BEGIN Data provided

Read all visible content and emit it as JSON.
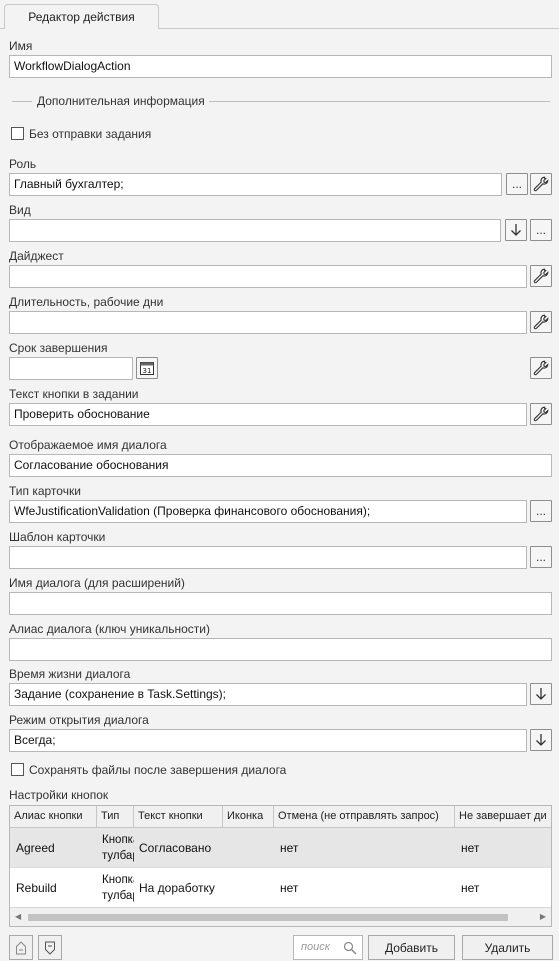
{
  "tab": {
    "title": "Редактор действия"
  },
  "name": {
    "label": "Имя",
    "value": "WorkflowDialogAction"
  },
  "section": {
    "title": "Дополнительная информация"
  },
  "no_task": {
    "label": "Без отправки задания",
    "checked": false
  },
  "role": {
    "label": "Роль",
    "value": "Главный бухгалтер;",
    "browse": "..."
  },
  "kind": {
    "label": "Вид",
    "value": "",
    "browse": "..."
  },
  "digest": {
    "label": "Дайджест",
    "value": ""
  },
  "duration": {
    "label": "Длительность, рабочие дни",
    "value": ""
  },
  "deadline": {
    "label": "Срок завершения",
    "value": "",
    "calendar_day": "31"
  },
  "button_text": {
    "label": "Текст кнопки в задании",
    "value": "Проверить обоснование"
  },
  "dialog_display_name": {
    "label": "Отображаемое имя диалога",
    "value": "Согласование обоснования"
  },
  "card_type": {
    "label": "Тип карточки",
    "value": "WfeJustificationValidation (Проверка финансового обоснования);",
    "browse": "..."
  },
  "card_template": {
    "label": "Шаблон карточки",
    "value": "",
    "browse": "..."
  },
  "dialog_name": {
    "label": "Имя диалога (для расширений)",
    "value": ""
  },
  "dialog_alias": {
    "label": "Алиас диалога (ключ уникальности)",
    "value": ""
  },
  "dialog_lifetime": {
    "label": "Время жизни диалога",
    "value": "Задание (сохранение в Task.Settings);"
  },
  "open_mode": {
    "label": "Режим открытия диалога",
    "value": "Всегда;"
  },
  "keep_files": {
    "label": "Сохранять файлы после завершения диалога",
    "checked": false
  },
  "buttons_settings": {
    "label": "Настройки кнопок",
    "columns": [
      "Алиас кнопки",
      "Тип",
      "Текст кнопки",
      "Иконка",
      "Отмена (не отправлять запрос)",
      "Не завершает ди"
    ],
    "rows": [
      {
        "alias": "Agreed",
        "type": "Кнопка тулбара",
        "text": "Согласовано",
        "icon": "",
        "cancel": "нет",
        "no_finish": "нет"
      },
      {
        "alias": "Rebuild",
        "type": "Кнопка тулбара",
        "text": "На доработку",
        "icon": "",
        "cancel": "нет",
        "no_finish": "нет"
      }
    ]
  },
  "footer": {
    "search_placeholder": "поиск",
    "add_label": "Добавить",
    "delete_label": "Удалить"
  }
}
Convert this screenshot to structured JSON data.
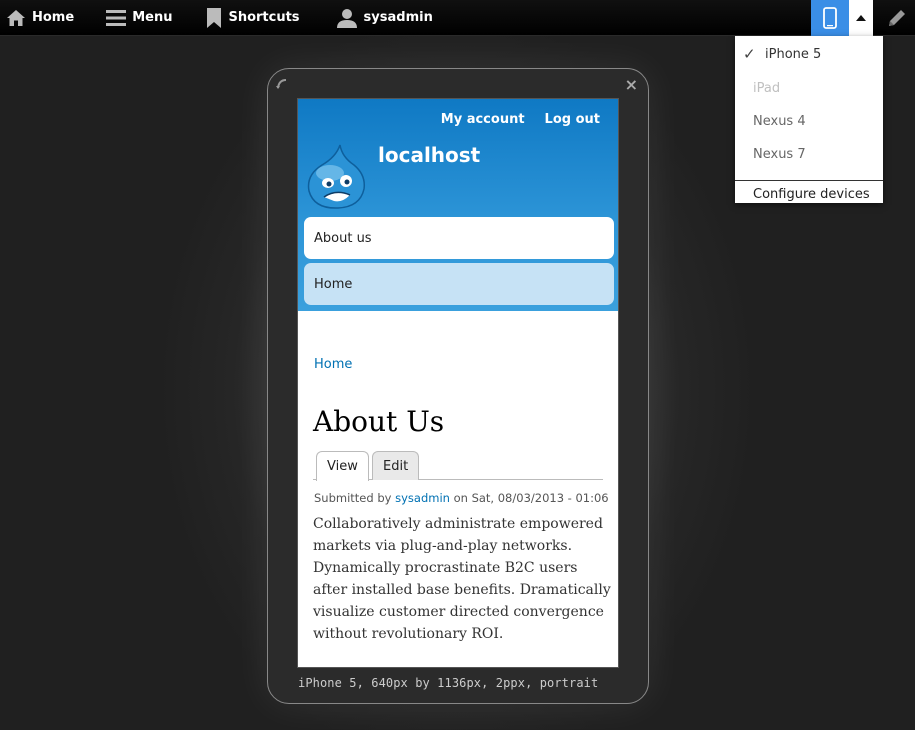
{
  "toolbar": {
    "home_label": "Home",
    "menu_label": "Menu",
    "shortcuts_label": "Shortcuts",
    "user_label": "sysadmin",
    "icons": [
      "home-icon",
      "menu-icon",
      "bookmark-icon",
      "user-icon",
      "phone-icon",
      "caret-up-icon",
      "pencil-icon"
    ],
    "accent_color": "#3a8ee6"
  },
  "device_menu": {
    "items": [
      {
        "label": "iPhone 5",
        "selected": true,
        "disabled": false
      },
      {
        "label": "iPad",
        "selected": false,
        "disabled": true
      },
      {
        "label": "Nexus 4",
        "selected": false,
        "disabled": false
      },
      {
        "label": "Nexus 7",
        "selected": false,
        "disabled": false
      }
    ],
    "configure_label": "Configure devices"
  },
  "device_frame": {
    "close_glyph": "×",
    "caption": "iPhone 5, 640px by 1136px, 2ppx, portrait"
  },
  "site": {
    "my_account": "My account",
    "log_out": "Log out",
    "site_name": "localhost",
    "nav": [
      "About us",
      "Home"
    ],
    "breadcrumb": "Home",
    "title": "About Us",
    "tabs": [
      "View",
      "Edit"
    ],
    "submitted_prefix": "Submitted by",
    "submitted_user": "sysadmin",
    "submitted_suffix": "on Sat, 08/03/2013 - 01:06",
    "body": "Collaboratively administrate empowered markets via plug-and-play networks. Dynamically procrastinate B2C users after installed base benefits. Dramatically visualize customer directed convergence without revolutionary ROI.",
    "header_color": "#1a83cc"
  }
}
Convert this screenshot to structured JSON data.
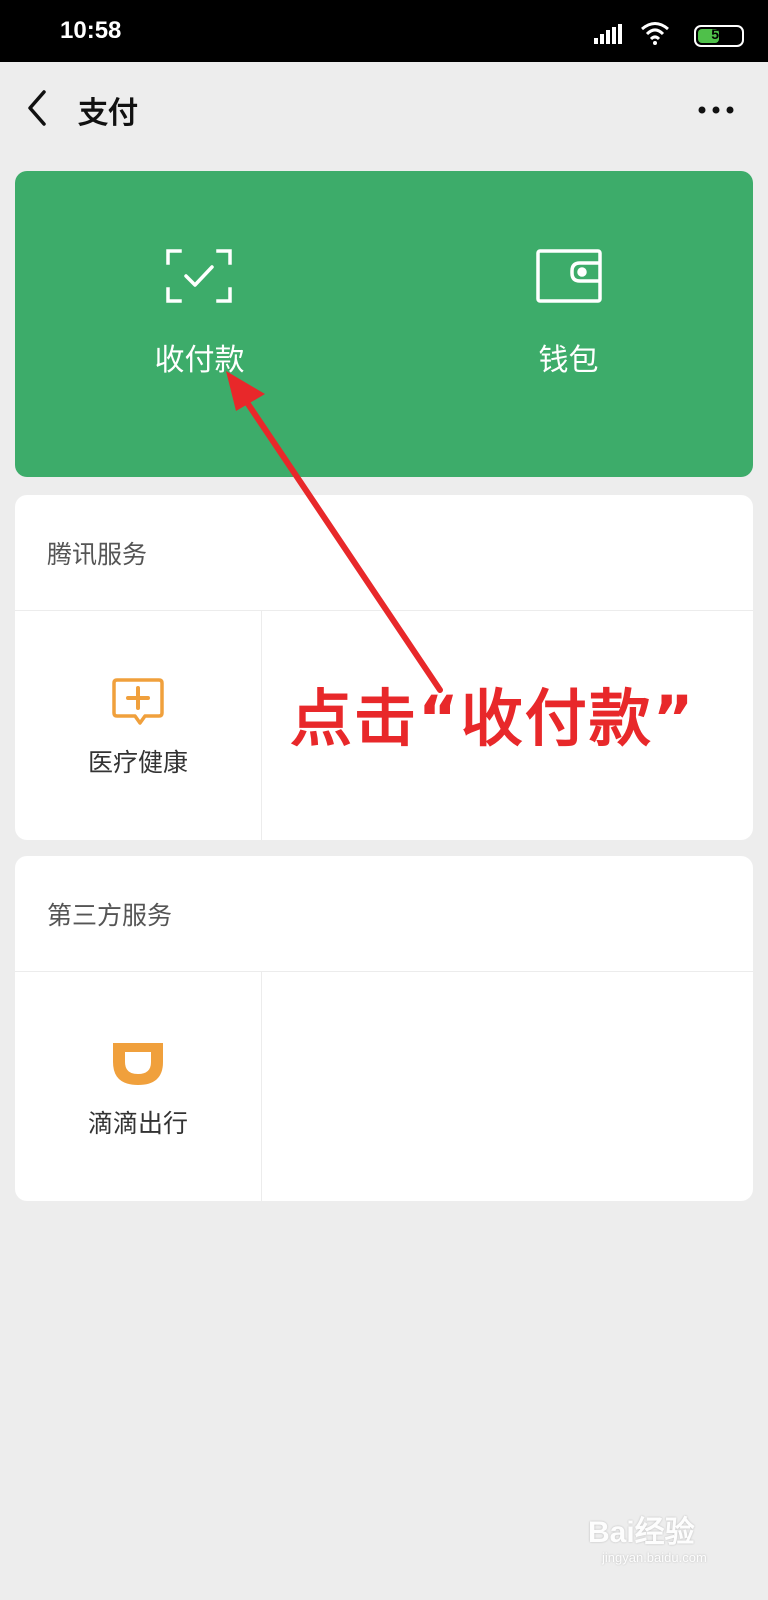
{
  "status_bar": {
    "time": "10:58",
    "battery": "54",
    "battery_level": 0.54
  },
  "nav": {
    "title": "支付"
  },
  "top_card": {
    "items": [
      {
        "label": "收付款",
        "icon": "scan-check-icon"
      },
      {
        "label": "钱包",
        "icon": "wallet-icon"
      }
    ]
  },
  "tencent_services": {
    "title": "腾讯服务",
    "items": [
      {
        "label": "医疗健康",
        "icon": "medical-chat-icon"
      }
    ]
  },
  "third_party_services": {
    "title": "第三方服务",
    "items": [
      {
        "label": "滴滴出行",
        "icon": "didi-icon"
      }
    ]
  },
  "annotation": {
    "text": "点击“收付款”"
  },
  "watermark": {
    "logo_text": "Bai经验",
    "url": "jingyan.baidu.com"
  },
  "colors": {
    "accent_green": "#3dac6a",
    "annotation_red": "#e8282a",
    "service_orange": "#f0a03c",
    "background": "#ededed"
  }
}
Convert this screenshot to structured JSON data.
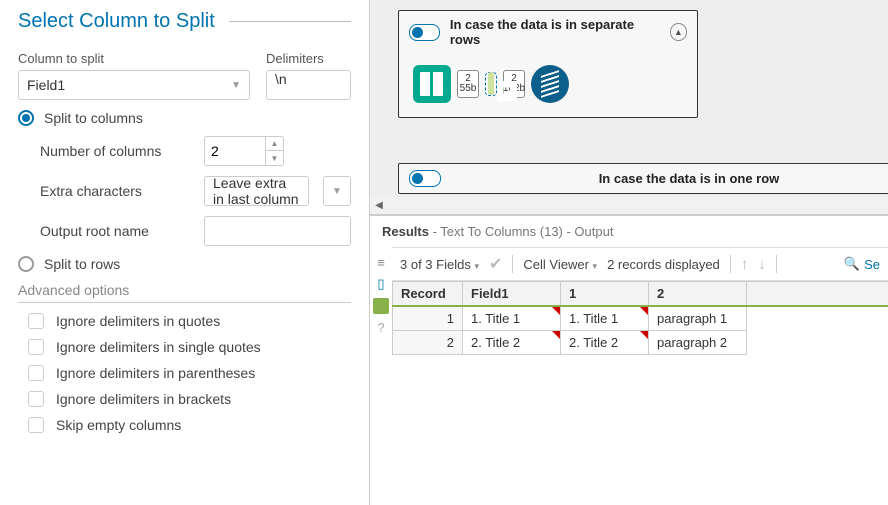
{
  "panel": {
    "title": "Select Column to Split",
    "col_label": "Column to split",
    "col_value": "Field1",
    "delim_label": "Delimiters",
    "delim_value": "\\n",
    "split_cols": "Split to columns",
    "split_rows": "Split to rows",
    "num_cols_lbl": "Number of columns",
    "num_cols_val": "2",
    "extra_lbl": "Extra characters",
    "extra_val": "Leave extra in last column",
    "rootname_lbl": "Output root name",
    "adv": "Advanced options",
    "chk": {
      "quotes": "Ignore delimiters in quotes",
      "single": "Ignore delimiters in single quotes",
      "paren": "Ignore delimiters in parentheses",
      "brack": "Ignore delimiters in brackets",
      "skip": "Skip empty columns"
    }
  },
  "canvas": {
    "grp1": "In case the data is in separate rows",
    "grp2": "In case the data is in one row",
    "conn1_top": "2",
    "conn1_bot": "55b",
    "conn2_top": "2",
    "conn2_bot": "102b"
  },
  "results": {
    "title_bold": "Results",
    "title_rest": " - Text To Columns (13) - Output",
    "fields": "3 of 3 Fields",
    "cellviewer": "Cell Viewer",
    "reccount": "2 records displayed",
    "search": "Se",
    "headers": [
      "Record",
      "Field1",
      "1",
      "2"
    ],
    "rows": [
      [
        "1",
        "1. Title 1",
        "1. Title 1",
        "paragraph 1"
      ],
      [
        "2",
        "2. Title 2",
        "2. Title 2",
        "paragraph 2"
      ]
    ]
  }
}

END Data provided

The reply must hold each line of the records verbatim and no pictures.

Answer space |
Read all visible content and emit it as JSON.
{
  "tab": {
    "title": "Редактор действия"
  },
  "name": {
    "label": "Имя",
    "value": "WorkflowDialogAction"
  },
  "section": {
    "title": "Дополнительная информация"
  },
  "no_task": {
    "label": "Без отправки задания",
    "checked": false
  },
  "role": {
    "label": "Роль",
    "value": "Главный бухгалтер;",
    "browse": "..."
  },
  "kind": {
    "label": "Вид",
    "value": "",
    "browse": "..."
  },
  "digest": {
    "label": "Дайджест",
    "value": ""
  },
  "duration": {
    "label": "Длительность, рабочие дни",
    "value": ""
  },
  "deadline": {
    "label": "Срок завершения",
    "value": "",
    "calendar_day": "31"
  },
  "button_text": {
    "label": "Текст кнопки в задании",
    "value": "Проверить обоснование"
  },
  "dialog_display_name": {
    "label": "Отображаемое имя диалога",
    "value": "Согласование обоснования"
  },
  "card_type": {
    "label": "Тип карточки",
    "value": "WfeJustificationValidation (Проверка финансового обоснования);",
    "browse": "..."
  },
  "card_template": {
    "label": "Шаблон карточки",
    "value": "",
    "browse": "..."
  },
  "dialog_name": {
    "label": "Имя диалога (для расширений)",
    "value": ""
  },
  "dialog_alias": {
    "label": "Алиас диалога (ключ уникальности)",
    "value": ""
  },
  "dialog_lifetime": {
    "label": "Время жизни диалога",
    "value": "Задание (сохранение в Task.Settings);"
  },
  "open_mode": {
    "label": "Режим открытия диалога",
    "value": "Всегда;"
  },
  "keep_files": {
    "label": "Сохранять файлы после завершения диалога",
    "checked": false
  },
  "buttons_settings": {
    "label": "Настройки кнопок",
    "columns": [
      "Алиас кнопки",
      "Тип",
      "Текст кнопки",
      "Иконка",
      "Отмена (не отправлять запрос)",
      "Не завершает ди"
    ],
    "rows": [
      {
        "alias": "Agreed",
        "type": "Кнопка тулбара",
        "text": "Согласовано",
        "icon": "",
        "cancel": "нет",
        "no_finish": "нет"
      },
      {
        "alias": "Rebuild",
        "type": "Кнопка тулбара",
        "text": "На доработку",
        "icon": "",
        "cancel": "нет",
        "no_finish": "нет"
      }
    ]
  },
  "footer": {
    "search_placeholder": "поиск",
    "add_label": "Добавить",
    "delete_label": "Удалить"
  }
}
Convert this screenshot to structured JSON data.
{
  "toolbar": {
    "home_label": "Home",
    "menu_label": "Menu",
    "shortcuts_label": "Shortcuts",
    "user_label": "sysadmin",
    "icons": [
      "home-icon",
      "menu-icon",
      "bookmark-icon",
      "user-icon",
      "phone-icon",
      "caret-up-icon",
      "pencil-icon"
    ],
    "accent_color": "#3a8ee6"
  },
  "device_menu": {
    "items": [
      {
        "label": "iPhone 5",
        "selected": true,
        "disabled": false
      },
      {
        "label": "iPad",
        "selected": false,
        "disabled": true
      },
      {
        "label": "Nexus 4",
        "selected": false,
        "disabled": false
      },
      {
        "label": "Nexus 7",
        "selected": false,
        "disabled": false
      }
    ],
    "configure_label": "Configure devices"
  },
  "device_frame": {
    "close_glyph": "×",
    "caption": "iPhone 5, 640px by 1136px, 2ppx, portrait"
  },
  "site": {
    "my_account": "My account",
    "log_out": "Log out",
    "site_name": "localhost",
    "nav": [
      "About us",
      "Home"
    ],
    "breadcrumb": "Home",
    "title": "About Us",
    "tabs": [
      "View",
      "Edit"
    ],
    "submitted_prefix": "Submitted by",
    "submitted_user": "sysadmin",
    "submitted_suffix": "on Sat, 08/03/2013 - 01:06",
    "body": "Collaboratively administrate empowered markets via plug-and-play networks. Dynamically procrastinate B2C users after installed base benefits. Dramatically visualize customer directed convergence without revolutionary ROI.",
    "header_color": "#1a83cc"
  }
}
Convert this screenshot to structured JSON data.
{
  "status_bar": {
    "time": "10:58",
    "battery": "54",
    "battery_level": 0.54
  },
  "nav": {
    "title": "支付"
  },
  "top_card": {
    "items": [
      {
        "label": "收付款",
        "icon": "scan-check-icon"
      },
      {
        "label": "钱包",
        "icon": "wallet-icon"
      }
    ]
  },
  "tencent_services": {
    "title": "腾讯服务",
    "items": [
      {
        "label": "医疗健康",
        "icon": "medical-chat-icon"
      }
    ]
  },
  "third_party_services": {
    "title": "第三方服务",
    "items": [
      {
        "label": "滴滴出行",
        "icon": "didi-icon"
      }
    ]
  },
  "annotation": {
    "text": "点击“收付款”"
  },
  "watermark": {
    "logo_text": "Bai经验",
    "url": "jingyan.baidu.com"
  },
  "colors": {
    "accent_green": "#3dac6a",
    "annotation_red": "#e8282a",
    "service_orange": "#f0a03c",
    "background": "#ededed"
  }
}
Convert this screenshot to structured JSON data.
{
  "panel": {
    "title": "Select Column to Split",
    "col_label": "Column to split",
    "col_value": "Field1",
    "delim_label": "Delimiters",
    "delim_value": "\\n",
    "split_cols": "Split to columns",
    "split_rows": "Split to rows",
    "num_cols_lbl": "Number of columns",
    "num_cols_val": "2",
    "extra_lbl": "Extra characters",
    "extra_val": "Leave extra in last column",
    "rootname_lbl": "Output root name",
    "adv": "Advanced options",
    "chk": {
      "quotes": "Ignore delimiters in quotes",
      "single": "Ignore delimiters in single quotes",
      "paren": "Ignore delimiters in parentheses",
      "brack": "Ignore delimiters in brackets",
      "skip": "Skip empty columns"
    }
  },
  "canvas": {
    "grp1": "In case the data is in separate rows",
    "grp2": "In case the data is in one row",
    "conn1_top": "2",
    "conn1_bot": "55b",
    "conn2_top": "2",
    "conn2_bot": "102b"
  },
  "results": {
    "title_bold": "Results",
    "title_rest": " - Text To Columns (13) - Output",
    "fields": "3 of 3 Fields",
    "cellviewer": "Cell Viewer",
    "reccount": "2 records displayed",
    "search": "Se",
    "headers": [
      "Record",
      "Field1",
      "1",
      "2"
    ],
    "rows": [
      [
        "1",
        "1. Title 1",
        "1. Title 1",
        "paragraph 1"
      ],
      [
        "2",
        "2. Title 2",
        "2. Title 2",
        "paragraph 2"
      ]
    ]
  }
}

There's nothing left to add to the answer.